Task brief: When you write out the listing below, keep each word exactly as it stands and drop the pictures.

Data records:

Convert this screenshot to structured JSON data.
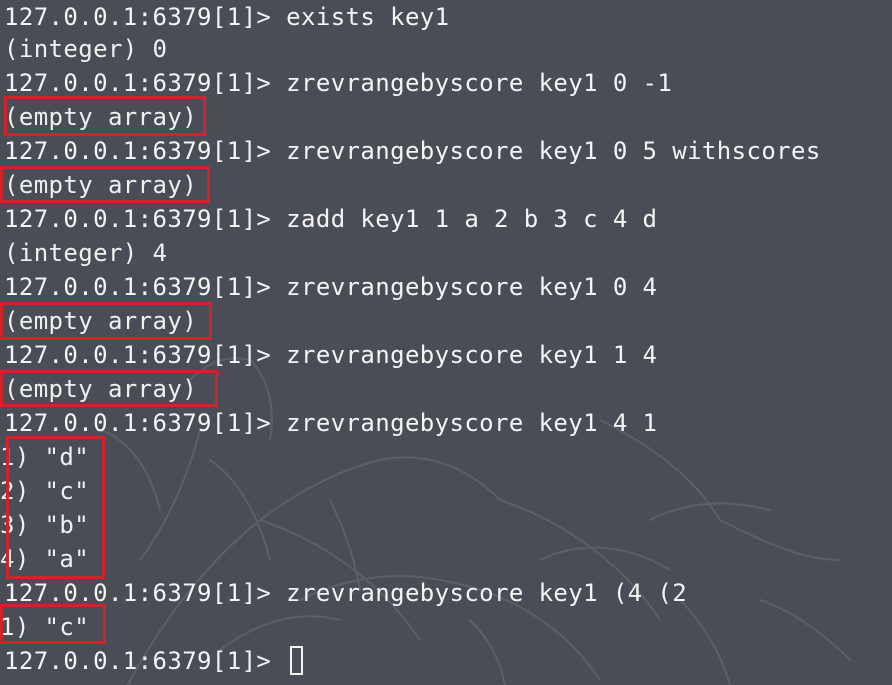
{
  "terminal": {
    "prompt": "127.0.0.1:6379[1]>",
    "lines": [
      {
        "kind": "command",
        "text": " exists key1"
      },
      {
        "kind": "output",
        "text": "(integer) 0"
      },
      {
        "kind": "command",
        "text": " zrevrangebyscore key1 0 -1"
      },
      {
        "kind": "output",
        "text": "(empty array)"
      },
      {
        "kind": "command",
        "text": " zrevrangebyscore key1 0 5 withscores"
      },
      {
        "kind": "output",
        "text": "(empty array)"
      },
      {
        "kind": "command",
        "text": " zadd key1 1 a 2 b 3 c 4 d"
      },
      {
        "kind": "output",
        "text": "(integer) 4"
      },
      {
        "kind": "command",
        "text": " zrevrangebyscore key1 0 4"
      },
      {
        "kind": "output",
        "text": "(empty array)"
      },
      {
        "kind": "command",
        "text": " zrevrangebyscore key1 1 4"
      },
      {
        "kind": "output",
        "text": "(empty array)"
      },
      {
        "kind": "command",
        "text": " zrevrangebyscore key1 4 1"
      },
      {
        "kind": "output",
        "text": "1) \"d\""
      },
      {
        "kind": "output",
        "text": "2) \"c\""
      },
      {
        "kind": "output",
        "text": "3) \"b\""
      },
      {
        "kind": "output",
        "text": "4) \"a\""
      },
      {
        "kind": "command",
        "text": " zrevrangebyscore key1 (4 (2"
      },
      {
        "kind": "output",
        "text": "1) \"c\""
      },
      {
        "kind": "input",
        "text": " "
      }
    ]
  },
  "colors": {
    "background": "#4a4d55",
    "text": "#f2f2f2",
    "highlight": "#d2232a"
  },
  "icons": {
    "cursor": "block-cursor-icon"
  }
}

Answer below:
Convert this screenshot to structured JSON data.
{
  "terminal": {
    "prompt": "127.0.0.1:6379[1]>",
    "lines": [
      {
        "kind": "command",
        "text": " exists key1"
      },
      {
        "kind": "output",
        "text": "(integer) 0"
      },
      {
        "kind": "command",
        "text": " zrevrangebyscore key1 0 -1"
      },
      {
        "kind": "output",
        "text": "(empty array)"
      },
      {
        "kind": "command",
        "text": " zrevrangebyscore key1 0 5 withscores"
      },
      {
        "kind": "output",
        "text": "(empty array)"
      },
      {
        "kind": "command",
        "text": " zadd key1 1 a 2 b 3 c 4 d"
      },
      {
        "kind": "output",
        "text": "(integer) 4"
      },
      {
        "kind": "command",
        "text": " zrevrangebyscore key1 0 4"
      },
      {
        "kind": "output",
        "text": "(empty array)"
      },
      {
        "kind": "command",
        "text": " zrevrangebyscore key1 1 4"
      },
      {
        "kind": "output",
        "text": "(empty array)"
      },
      {
        "kind": "command",
        "text": " zrevrangebyscore key1 4 1"
      },
      {
        "kind": "output",
        "text": "1) \"d\""
      },
      {
        "kind": "output",
        "text": "2) \"c\""
      },
      {
        "kind": "output",
        "text": "3) \"b\""
      },
      {
        "kind": "output",
        "text": "4) \"a\""
      },
      {
        "kind": "command",
        "text": " zrevrangebyscore key1 (4 (2"
      },
      {
        "kind": "output",
        "text": "1) \"c\""
      },
      {
        "kind": "input",
        "text": " "
      }
    ]
  },
  "colors": {
    "background": "#4a4d55",
    "text": "#f2f2f2",
    "highlight": "#d2232a"
  },
  "icons": {
    "cursor": "block-cursor-icon"
  }
}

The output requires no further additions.